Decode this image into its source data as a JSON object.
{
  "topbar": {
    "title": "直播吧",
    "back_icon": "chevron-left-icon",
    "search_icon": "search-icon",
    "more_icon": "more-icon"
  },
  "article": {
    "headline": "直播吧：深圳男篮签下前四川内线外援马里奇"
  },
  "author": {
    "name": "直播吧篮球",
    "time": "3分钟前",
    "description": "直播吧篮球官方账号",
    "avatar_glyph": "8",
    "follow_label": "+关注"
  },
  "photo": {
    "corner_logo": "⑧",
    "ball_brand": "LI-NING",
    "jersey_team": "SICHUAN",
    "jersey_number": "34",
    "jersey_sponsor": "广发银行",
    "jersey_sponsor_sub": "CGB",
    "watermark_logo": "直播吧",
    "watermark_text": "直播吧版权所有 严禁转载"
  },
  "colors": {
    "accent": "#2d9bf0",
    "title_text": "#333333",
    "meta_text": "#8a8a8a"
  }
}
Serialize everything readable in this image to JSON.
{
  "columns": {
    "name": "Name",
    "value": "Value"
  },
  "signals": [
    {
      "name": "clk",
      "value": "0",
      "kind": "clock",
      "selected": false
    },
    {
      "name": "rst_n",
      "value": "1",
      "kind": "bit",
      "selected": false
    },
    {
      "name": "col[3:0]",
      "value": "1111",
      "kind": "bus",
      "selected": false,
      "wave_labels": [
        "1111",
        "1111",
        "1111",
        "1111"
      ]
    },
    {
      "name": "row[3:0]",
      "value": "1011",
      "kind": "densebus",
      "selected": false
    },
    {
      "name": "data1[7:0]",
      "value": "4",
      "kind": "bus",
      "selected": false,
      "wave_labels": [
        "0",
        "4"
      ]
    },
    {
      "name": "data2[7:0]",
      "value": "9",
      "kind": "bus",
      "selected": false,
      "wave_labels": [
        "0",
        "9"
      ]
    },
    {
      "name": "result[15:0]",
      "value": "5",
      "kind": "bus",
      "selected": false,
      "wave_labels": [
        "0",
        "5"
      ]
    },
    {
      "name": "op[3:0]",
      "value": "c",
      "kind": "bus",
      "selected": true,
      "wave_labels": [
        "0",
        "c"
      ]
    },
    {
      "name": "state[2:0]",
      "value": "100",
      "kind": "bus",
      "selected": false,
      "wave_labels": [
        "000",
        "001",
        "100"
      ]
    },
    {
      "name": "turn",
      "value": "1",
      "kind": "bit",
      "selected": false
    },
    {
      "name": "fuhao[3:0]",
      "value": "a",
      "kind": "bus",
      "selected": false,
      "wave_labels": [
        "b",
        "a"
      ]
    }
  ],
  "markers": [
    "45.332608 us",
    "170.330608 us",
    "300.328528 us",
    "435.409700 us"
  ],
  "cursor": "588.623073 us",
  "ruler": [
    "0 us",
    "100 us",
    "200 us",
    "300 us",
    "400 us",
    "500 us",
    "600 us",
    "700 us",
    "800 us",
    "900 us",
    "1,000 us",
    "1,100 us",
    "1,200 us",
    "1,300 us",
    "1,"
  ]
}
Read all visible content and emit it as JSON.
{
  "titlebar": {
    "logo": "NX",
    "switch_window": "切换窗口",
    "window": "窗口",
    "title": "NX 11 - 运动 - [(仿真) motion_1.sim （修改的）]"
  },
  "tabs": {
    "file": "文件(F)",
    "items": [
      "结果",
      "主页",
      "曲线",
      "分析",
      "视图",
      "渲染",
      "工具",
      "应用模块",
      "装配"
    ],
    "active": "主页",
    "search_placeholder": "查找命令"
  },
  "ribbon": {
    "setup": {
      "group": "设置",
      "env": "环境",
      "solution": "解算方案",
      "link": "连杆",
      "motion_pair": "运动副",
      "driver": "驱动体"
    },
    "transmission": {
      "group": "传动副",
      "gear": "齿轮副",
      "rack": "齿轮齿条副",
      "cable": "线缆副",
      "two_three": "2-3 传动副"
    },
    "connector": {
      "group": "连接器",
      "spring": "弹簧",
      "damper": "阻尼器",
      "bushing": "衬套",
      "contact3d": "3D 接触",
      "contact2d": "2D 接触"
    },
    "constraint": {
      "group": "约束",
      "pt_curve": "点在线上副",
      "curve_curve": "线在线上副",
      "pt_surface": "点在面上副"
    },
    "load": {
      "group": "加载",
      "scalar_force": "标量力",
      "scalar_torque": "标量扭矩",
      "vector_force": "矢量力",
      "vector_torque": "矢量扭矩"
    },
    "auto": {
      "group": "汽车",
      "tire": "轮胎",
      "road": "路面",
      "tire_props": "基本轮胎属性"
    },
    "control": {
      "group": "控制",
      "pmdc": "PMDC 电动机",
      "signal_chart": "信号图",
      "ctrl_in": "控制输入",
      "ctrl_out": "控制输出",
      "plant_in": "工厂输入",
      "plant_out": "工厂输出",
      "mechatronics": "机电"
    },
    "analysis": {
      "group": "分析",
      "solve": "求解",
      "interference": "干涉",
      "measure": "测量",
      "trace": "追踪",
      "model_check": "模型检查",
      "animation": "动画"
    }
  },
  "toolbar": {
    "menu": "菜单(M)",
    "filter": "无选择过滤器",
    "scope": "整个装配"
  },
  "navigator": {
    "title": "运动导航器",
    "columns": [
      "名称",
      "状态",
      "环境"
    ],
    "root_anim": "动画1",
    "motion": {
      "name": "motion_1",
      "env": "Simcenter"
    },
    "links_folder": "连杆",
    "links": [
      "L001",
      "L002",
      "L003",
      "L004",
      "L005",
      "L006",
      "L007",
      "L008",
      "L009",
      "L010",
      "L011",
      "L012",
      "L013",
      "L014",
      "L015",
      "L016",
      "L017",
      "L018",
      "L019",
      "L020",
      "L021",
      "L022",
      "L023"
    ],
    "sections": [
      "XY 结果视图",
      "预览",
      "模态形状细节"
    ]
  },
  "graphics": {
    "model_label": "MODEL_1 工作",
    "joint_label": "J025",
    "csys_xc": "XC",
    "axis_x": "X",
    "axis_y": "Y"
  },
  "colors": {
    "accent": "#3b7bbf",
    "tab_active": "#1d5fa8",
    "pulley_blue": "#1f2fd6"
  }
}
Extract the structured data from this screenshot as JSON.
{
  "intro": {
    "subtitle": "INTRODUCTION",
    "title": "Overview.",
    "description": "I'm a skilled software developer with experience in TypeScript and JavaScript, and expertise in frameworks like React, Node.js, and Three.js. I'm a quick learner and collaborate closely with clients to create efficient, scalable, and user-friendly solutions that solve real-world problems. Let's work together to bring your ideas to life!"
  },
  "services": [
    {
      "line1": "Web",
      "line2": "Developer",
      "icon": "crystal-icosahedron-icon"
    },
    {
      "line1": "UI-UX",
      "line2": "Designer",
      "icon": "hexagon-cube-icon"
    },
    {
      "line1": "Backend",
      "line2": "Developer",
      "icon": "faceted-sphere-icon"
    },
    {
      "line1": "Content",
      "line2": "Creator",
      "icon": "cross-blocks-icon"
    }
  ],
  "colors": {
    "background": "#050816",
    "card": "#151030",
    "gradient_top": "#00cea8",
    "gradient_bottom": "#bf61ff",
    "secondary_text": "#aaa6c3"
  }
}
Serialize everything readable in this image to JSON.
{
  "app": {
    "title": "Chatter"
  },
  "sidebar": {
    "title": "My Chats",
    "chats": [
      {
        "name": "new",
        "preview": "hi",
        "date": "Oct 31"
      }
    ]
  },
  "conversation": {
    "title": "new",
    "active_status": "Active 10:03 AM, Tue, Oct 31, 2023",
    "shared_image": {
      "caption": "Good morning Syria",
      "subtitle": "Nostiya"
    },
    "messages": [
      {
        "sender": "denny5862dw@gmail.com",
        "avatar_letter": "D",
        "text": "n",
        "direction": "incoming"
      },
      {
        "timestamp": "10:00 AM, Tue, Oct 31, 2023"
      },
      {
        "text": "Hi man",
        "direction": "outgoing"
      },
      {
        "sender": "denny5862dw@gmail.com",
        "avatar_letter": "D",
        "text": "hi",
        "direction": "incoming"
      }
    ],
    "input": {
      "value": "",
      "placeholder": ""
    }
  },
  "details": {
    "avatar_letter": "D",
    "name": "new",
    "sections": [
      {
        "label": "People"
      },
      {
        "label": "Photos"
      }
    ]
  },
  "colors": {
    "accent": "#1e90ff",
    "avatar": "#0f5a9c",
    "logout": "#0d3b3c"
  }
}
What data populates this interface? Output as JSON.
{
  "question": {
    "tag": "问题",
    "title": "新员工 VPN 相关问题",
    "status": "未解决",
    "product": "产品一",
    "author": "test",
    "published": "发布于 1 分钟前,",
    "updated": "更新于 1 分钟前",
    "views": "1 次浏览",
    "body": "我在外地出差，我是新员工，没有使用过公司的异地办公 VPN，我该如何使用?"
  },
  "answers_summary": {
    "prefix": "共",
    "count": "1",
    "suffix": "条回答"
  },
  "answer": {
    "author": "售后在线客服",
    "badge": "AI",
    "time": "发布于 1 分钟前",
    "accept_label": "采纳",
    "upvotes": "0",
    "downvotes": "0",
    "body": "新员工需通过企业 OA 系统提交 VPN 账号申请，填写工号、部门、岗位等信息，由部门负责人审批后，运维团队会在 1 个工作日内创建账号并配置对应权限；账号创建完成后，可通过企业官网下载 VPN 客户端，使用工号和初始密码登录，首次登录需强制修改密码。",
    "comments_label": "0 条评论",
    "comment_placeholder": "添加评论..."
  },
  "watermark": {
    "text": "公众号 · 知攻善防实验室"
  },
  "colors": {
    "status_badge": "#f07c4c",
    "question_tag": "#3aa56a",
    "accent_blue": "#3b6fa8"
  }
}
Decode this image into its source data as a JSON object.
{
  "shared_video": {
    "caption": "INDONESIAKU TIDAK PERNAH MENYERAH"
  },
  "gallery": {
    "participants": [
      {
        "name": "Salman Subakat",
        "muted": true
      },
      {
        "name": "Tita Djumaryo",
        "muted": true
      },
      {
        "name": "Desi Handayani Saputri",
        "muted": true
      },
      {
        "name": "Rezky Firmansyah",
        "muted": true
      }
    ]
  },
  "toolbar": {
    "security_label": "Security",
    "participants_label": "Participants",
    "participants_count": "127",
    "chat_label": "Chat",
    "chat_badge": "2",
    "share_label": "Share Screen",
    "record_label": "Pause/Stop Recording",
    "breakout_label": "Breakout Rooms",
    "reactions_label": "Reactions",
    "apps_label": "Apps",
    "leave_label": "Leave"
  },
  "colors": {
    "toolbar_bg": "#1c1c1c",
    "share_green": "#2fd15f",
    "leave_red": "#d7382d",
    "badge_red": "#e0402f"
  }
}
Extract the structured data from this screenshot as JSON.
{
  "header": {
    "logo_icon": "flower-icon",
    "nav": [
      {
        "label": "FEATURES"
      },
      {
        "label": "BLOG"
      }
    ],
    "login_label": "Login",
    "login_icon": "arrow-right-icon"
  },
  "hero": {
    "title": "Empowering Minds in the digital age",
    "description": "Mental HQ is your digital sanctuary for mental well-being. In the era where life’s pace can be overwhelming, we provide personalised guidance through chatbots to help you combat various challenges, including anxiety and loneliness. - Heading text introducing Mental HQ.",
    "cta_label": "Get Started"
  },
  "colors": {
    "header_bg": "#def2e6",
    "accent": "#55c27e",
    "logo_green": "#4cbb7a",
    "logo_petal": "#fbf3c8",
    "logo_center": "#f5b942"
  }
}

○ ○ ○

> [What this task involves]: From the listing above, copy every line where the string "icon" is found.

> [Solution to this task]:
    "back_icon": "chevron-left-icon",
    "search_icon": "search-icon",
    "more_icon": "more-icon"
      "icon": "crystal-icosahedron-icon"
      "icon": "hexagon-cube-icon"
      "icon": "faceted-sphere-icon"
      "icon": "cross-blocks-icon"
    "logo_icon": "flower-icon",
    "login_icon": "arrow-right-icon"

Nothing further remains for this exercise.